## Exercise
Print all the records below exactly as they stand, but leave out the pictures.

-- Information given follows --

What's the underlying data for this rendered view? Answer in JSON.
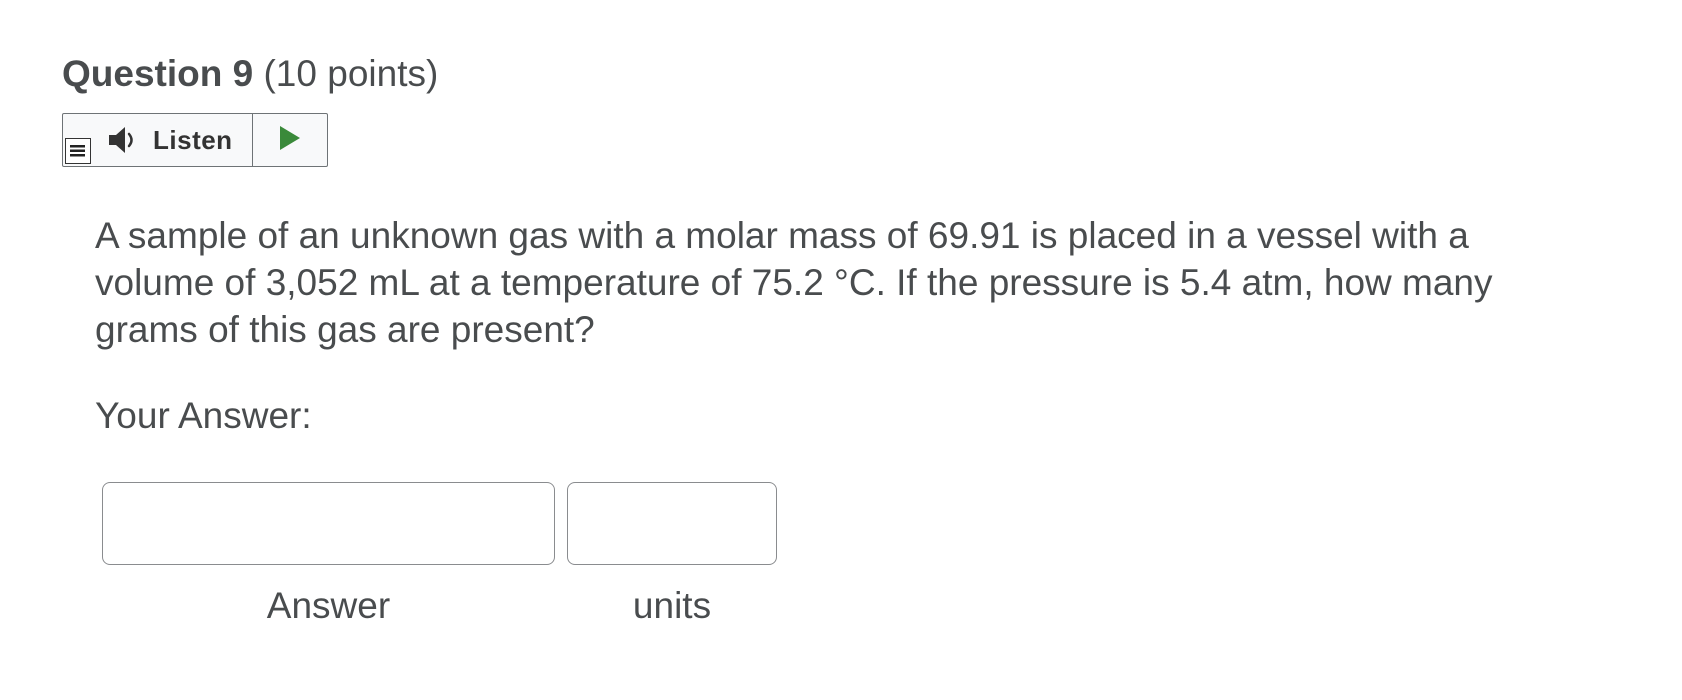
{
  "question": {
    "title": "Question 9",
    "points": "(10 points)",
    "text": "A sample of an unknown gas with a molar mass of 69.91 is placed in a vessel with a volume of 3,052 mL at a temperature of 75.2 °C. If the pressure is 5.4 atm, how many grams of this gas are present?"
  },
  "listen_toolbar": {
    "listen_label": "Listen",
    "menu_icon": "menu-icon",
    "speaker_icon": "speaker-icon",
    "play_icon": "play-icon",
    "play_color": "#3a8a3a"
  },
  "answer_section": {
    "prompt": "Your Answer:",
    "answer_value": "",
    "answer_caption": "Answer",
    "units_value": "",
    "units_caption": "units"
  }
}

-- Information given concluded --

## Completed task
What's the underlying data for this rendered view? Answer in JSON.
{
  "question": {
    "title": "Question 9",
    "points": "(10 points)",
    "text": "A sample of an unknown gas with a molar mass of 69.91 is placed in a vessel with a volume of 3,052 mL at a temperature of 75.2 °C. If the pressure is 5.4 atm, how many grams of this gas are present?"
  },
  "listen_toolbar": {
    "listen_label": "Listen",
    "menu_icon": "menu-icon",
    "speaker_icon": "speaker-icon",
    "play_icon": "play-icon",
    "play_color": "#3a8a3a"
  },
  "answer_section": {
    "prompt": "Your Answer:",
    "answer_value": "",
    "answer_caption": "Answer",
    "units_value": "",
    "units_caption": "units"
  }
}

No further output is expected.